Diabetic neuropathy is nerve damage caused by diabetes. The type of neuropathy occurring in the arms, hands, legs and feet is known as diabetic peripheral neuropathy. Diabetic peripheral neuropathy is different from peripheral arterial disease (poor circulation), which affects the blood vessels rather than the nerves.
Three different groups of nerves can be affected by diabetic neuropathy:
- Sensory nerves, which enable people to feel pain, temperature, and other sensations
- Motor nerves, which control the muscles and give them their strength and tone
- Autonomic nerves, which allow the body to perform certain involuntary functions, such as sweating.

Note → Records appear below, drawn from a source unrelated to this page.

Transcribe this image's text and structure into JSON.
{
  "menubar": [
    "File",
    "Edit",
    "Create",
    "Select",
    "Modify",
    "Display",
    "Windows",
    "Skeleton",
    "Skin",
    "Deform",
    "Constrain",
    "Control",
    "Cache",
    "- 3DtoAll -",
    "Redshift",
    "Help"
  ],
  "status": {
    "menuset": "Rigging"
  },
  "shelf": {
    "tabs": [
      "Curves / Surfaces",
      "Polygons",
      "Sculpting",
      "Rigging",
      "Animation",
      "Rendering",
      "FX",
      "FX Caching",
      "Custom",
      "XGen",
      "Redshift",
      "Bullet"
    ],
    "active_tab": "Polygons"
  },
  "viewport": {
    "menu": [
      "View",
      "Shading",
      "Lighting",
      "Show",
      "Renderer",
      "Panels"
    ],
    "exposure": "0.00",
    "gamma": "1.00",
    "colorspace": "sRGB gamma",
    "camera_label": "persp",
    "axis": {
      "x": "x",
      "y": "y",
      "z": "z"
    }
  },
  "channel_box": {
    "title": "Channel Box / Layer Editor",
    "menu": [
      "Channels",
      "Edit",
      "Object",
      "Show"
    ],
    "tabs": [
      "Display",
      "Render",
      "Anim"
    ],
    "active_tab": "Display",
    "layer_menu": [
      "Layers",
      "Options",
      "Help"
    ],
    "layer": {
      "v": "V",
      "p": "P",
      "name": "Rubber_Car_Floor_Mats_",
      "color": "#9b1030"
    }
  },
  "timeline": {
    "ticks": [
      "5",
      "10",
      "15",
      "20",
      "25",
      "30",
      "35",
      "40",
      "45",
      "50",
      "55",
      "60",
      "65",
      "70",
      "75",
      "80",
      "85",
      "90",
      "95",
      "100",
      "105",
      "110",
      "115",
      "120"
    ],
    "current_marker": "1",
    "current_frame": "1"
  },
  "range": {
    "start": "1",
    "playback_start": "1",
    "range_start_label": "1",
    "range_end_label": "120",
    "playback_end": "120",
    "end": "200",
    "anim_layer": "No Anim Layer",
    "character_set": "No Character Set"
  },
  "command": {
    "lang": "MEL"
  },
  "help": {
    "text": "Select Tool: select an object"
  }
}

Diabetic peripheral neuropathy doesn't emerge overnight-instead, it usually develops slowly and worsens over time. Some patients have this condition long before they are diagnosed with diabetes. Having diabetes for several years may increase the likelihood of having diabetic neuropathy.

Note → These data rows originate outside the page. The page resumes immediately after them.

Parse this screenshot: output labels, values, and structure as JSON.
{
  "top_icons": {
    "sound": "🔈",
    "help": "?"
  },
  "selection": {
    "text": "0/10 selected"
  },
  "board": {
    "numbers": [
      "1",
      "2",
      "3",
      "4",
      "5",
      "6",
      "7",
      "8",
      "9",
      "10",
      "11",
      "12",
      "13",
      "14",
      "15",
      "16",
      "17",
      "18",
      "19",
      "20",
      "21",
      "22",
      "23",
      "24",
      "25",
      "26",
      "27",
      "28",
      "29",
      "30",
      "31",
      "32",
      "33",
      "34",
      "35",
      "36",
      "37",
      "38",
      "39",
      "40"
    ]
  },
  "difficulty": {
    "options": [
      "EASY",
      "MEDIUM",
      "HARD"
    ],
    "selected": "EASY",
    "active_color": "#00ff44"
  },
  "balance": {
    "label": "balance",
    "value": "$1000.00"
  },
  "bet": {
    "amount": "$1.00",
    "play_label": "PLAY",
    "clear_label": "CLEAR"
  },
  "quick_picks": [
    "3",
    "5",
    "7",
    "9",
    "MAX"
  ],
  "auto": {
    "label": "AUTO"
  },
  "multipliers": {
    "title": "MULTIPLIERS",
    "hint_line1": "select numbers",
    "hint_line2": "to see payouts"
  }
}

The loss of sensation and other problems associated with nerve damage make a patient prone to developing skin ulcers (open sores) that can become infected and may not heal. This serious complication of diabetes can lead to loss of a foot, a leg, or even a life.
Signs and Symptoms

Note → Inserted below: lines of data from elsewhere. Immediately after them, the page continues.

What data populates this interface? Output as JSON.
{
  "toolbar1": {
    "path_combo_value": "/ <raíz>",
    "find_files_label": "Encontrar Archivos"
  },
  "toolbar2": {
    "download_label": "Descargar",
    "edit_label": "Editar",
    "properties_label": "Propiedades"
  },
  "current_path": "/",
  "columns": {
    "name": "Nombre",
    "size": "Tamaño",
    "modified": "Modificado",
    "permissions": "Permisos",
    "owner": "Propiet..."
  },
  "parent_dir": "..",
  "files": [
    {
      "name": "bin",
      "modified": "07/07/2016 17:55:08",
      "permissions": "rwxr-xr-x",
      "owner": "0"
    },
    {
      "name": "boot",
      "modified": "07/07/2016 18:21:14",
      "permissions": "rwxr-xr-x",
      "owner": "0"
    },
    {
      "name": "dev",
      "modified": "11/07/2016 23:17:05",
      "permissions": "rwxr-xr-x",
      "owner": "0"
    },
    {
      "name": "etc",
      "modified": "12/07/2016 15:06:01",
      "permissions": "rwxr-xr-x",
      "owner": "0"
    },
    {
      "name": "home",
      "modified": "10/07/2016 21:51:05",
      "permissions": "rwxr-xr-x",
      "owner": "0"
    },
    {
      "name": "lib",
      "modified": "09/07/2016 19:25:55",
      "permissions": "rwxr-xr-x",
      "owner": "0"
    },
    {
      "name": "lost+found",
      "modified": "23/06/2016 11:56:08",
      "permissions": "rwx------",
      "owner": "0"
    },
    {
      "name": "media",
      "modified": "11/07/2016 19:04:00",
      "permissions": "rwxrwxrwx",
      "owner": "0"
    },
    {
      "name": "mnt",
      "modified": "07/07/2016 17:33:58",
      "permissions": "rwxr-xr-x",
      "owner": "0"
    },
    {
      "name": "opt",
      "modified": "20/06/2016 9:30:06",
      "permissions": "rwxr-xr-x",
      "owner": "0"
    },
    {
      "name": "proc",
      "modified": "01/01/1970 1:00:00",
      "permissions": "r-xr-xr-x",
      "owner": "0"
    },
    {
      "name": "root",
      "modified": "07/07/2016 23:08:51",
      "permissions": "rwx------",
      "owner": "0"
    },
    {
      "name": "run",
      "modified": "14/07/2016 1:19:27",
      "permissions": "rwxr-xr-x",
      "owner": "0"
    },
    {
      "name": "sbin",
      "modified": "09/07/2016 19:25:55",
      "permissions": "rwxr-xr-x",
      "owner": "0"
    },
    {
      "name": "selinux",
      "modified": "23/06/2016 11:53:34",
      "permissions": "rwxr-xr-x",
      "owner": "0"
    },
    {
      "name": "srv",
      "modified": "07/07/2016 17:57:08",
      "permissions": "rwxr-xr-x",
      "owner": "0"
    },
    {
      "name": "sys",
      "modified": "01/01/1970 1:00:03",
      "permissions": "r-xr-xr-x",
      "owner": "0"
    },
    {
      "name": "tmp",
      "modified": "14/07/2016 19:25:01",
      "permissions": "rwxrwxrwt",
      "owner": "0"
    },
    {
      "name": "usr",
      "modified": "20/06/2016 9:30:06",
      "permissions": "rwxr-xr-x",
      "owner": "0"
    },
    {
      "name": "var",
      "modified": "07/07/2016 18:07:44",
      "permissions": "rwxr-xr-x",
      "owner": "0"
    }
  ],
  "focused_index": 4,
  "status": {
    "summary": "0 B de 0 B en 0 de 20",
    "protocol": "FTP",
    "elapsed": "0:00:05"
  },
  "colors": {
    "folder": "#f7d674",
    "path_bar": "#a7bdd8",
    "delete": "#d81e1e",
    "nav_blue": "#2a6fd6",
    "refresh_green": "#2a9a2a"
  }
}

Depending on the type(s) of nerves involved, one or more signs and symptoms may be present in diabetic peripheral neuropathy. For sensory neuropathy:
- Numbness or tingling in the feet
- Pain or discomfort in the feet or legs-including prickly, sharp pain or burning feet
For motor neuropathy:
- Muscle weakness and loss of muscle tone in the feet and lower legs
- Loss of balance
- Changes in foot shape that can lead to areas of increased pressure
For autonomic neuropathy:
- Dry feet
- Cracked skin
What Causes Diabetic Peripheral Neuropathy?
The nerve damage that characterizes diabetic peripheral neuropathy is more common in patients with poorly managed diabetes. However, even diabetic patients who have excellent blood sugar (glucose) control can develop diabetic neuropathy. There are several theories as to why this occurs, including the possibilities that high blood glucose or constricted blood vessels produce damage to the nerves.
As diabetic peripheral neuropathy progresses, various nerves are affected-and these damaged nerves can cause problems that encourage development of ulcers. For example:
- Deformities (such as bunions or hammertoes) resulting from motor neuropathy may cause shoes to rub against toes, creating a sore. The numbness caused by sensory neuropathy can make the patient unaware that this is happening.
- Because of numbness, a patient may not realize that he or she has stepped on a small object and cut the skin.
- Cracked skin caused by autonomic neuropathy, combined with sensory neuropathy's numbness and problems associated with motor neuropathy can lead to developing a sore.
To diagnose diabetic peripheral neuropathy, the foot and ankle surgeon will obtain the patient's history of symptoms and will perform simple in-office tests on the feet and legs. This evaluation may include assessment of the patient's reflexes, ability to feel light touch, and ability to feel vibration. In some cases, additional neurologic tests may be ordered.
First and foremost, treatment of diabetic peripheral neuropathy centers on control of the patient's blood sugar level. In addition, various options are used to treat the symptoms.
Medications are available to help relieve specific symptoms, such as tingling or burning. Sometimes a combination of different medications is used.
In some cases, the patient may also undergo physical therapy to help reduce balance problems or other symptoms.
The patient plays a vital role in minimizing the risk of developing diabetic peripheral neuropathy and in preventing its possible consequences. Some important preventive measures include:
- Keep blood sugar levels under control.
- Wear well-fitting shoes to avoid getting sores.
- Inspect your feet every day. If you notice any cuts, redness, blisters, or swelling, see your foot and ankle surgeon right away. This can prevent problems from becoming worse.
- Visit your foot and ankle surgeon on a regular basis for an examination to help prevent the foot complications of diabetes.
- Have periodic visits with your primary care physician or endocrinologist. The foot and ankle surgeon works together with these and other providers to prevent and treat complications from diabetes.